Each record should be set down again so that it matches the original exactly.

******

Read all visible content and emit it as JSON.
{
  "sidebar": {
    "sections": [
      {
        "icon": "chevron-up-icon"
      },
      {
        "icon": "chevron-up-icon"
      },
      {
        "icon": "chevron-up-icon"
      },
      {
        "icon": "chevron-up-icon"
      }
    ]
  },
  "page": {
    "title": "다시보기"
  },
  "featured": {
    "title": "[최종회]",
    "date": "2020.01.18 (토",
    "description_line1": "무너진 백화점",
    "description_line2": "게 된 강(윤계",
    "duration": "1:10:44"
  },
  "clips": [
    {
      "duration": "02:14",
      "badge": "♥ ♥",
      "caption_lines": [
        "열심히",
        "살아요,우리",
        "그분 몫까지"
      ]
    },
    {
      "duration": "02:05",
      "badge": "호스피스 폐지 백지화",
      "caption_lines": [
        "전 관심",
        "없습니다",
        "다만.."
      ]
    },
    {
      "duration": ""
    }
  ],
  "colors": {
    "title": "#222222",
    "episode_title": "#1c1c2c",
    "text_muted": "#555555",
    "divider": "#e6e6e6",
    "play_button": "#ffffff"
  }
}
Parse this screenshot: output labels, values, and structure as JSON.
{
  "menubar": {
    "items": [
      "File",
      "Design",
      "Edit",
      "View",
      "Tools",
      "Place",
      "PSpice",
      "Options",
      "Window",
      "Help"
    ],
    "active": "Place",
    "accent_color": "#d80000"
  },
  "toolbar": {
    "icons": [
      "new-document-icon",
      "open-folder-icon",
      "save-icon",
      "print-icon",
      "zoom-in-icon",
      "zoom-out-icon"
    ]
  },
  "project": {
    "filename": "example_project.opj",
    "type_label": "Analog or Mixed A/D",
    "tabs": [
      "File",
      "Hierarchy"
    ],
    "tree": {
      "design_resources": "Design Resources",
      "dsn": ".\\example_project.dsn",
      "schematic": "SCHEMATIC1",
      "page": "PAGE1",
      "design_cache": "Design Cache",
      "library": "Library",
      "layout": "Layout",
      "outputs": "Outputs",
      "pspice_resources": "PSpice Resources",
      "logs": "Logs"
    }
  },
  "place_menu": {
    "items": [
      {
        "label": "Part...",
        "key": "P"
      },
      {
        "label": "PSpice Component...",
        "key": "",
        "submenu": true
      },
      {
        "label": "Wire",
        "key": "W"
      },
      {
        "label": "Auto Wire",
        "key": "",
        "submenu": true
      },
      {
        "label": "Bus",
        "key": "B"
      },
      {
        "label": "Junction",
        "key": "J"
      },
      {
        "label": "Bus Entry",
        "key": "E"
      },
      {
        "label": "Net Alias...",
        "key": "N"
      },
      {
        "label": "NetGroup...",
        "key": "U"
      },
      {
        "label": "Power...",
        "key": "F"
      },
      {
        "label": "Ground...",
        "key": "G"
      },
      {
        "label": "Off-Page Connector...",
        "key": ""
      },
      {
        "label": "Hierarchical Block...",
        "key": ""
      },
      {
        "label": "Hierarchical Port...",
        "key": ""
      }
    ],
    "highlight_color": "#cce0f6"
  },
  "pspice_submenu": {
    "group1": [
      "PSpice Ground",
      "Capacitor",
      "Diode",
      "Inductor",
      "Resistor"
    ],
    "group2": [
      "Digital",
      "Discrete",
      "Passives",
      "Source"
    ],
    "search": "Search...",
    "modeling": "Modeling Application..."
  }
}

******

YOUR RESPONSE ▸
Read all visible content and emit it as JSON.
{
  "sidebar": {
    "sections": [
      {
        "icon": "chevron-up-icon"
      },
      {
        "icon": "chevron-up-icon"
      },
      {
        "icon": "chevron-up-icon"
      },
      {
        "icon": "chevron-up-icon"
      }
    ]
  },
  "page": {
    "title": "다시보기"
  },
  "featured": {
    "title": "[최종회]",
    "date": "2020.01.18 (토",
    "description_line1": "무너진 백화점",
    "description_line2": "게 된 강(윤계",
    "duration": "1:10:44"
  },
  "clips": [
    {
      "duration": "02:14",
      "badge": "♥ ♥",
      "caption_lines": [
        "열심히",
        "살아요,우리",
        "그분 몫까지"
      ]
    },
    {
      "duration": "02:05",
      "badge": "호스피스 폐지 백지화",
      "caption_lines": [
        "전 관심",
        "없습니다",
        "다만.."
      ]
    },
    {
      "duration": ""
    }
  ],
  "colors": {
    "title": "#222222",
    "episode_title": "#1c1c2c",
    "text_muted": "#555555",
    "divider": "#e6e6e6",
    "play_button": "#ffffff"
  }
}
Parse this screenshot: output labels, values, and structure as JSON.
{
  "menubar": {
    "items": [
      "File",
      "Design",
      "Edit",
      "View",
      "Tools",
      "Place",
      "PSpice",
      "Options",
      "Window",
      "Help"
    ],
    "active": "Place",
    "accent_color": "#d80000"
  },
  "toolbar": {
    "icons": [
      "new-document-icon",
      "open-folder-icon",
      "save-icon",
      "print-icon",
      "zoom-in-icon",
      "zoom-out-icon"
    ]
  },
  "project": {
    "filename": "example_project.opj",
    "type_label": "Analog or Mixed A/D",
    "tabs": [
      "File",
      "Hierarchy"
    ],
    "tree": {
      "design_resources": "Design Resources",
      "dsn": ".\\example_project.dsn",
      "schematic": "SCHEMATIC1",
      "page": "PAGE1",
      "design_cache": "Design Cache",
      "library": "Library",
      "layout": "Layout",
      "outputs": "Outputs",
      "pspice_resources": "PSpice Resources",
      "logs": "Logs"
    }
  },
  "place_menu": {
    "items": [
      {
        "label": "Part...",
        "key": "P"
      },
      {
        "label": "PSpice Component...",
        "key": "",
        "submenu": true
      },
      {
        "label": "Wire",
        "key": "W"
      },
      {
        "label": "Auto Wire",
        "key": "",
        "submenu": true
      },
      {
        "label": "Bus",
        "key": "B"
      },
      {
        "label": "Junction",
        "key": "J"
      },
      {
        "label": "Bus Entry",
        "key": "E"
      },
      {
        "label": "Net Alias...",
        "key": "N"
      },
      {
        "label": "NetGroup...",
        "key": "U"
      },
      {
        "label": "Power...",
        "key": "F"
      },
      {
        "label": "Ground...",
        "key": "G"
      },
      {
        "label": "Off-Page Connector...",
        "key": ""
      },
      {
        "label": "Hierarchical Block...",
        "key": ""
      },
      {
        "label": "Hierarchical Port...",
        "key": ""
      }
    ],
    "highlight_color": "#cce0f6"
  },
  "pspice_submenu": {
    "group1": [
      "PSpice Ground",
      "Capacitor",
      "Diode",
      "Inductor",
      "Resistor"
    ],
    "group2": [
      "Digital",
      "Discrete",
      "Passives",
      "Source"
    ],
    "search": "Search...",
    "modeling": "Modeling Application..."
  }
}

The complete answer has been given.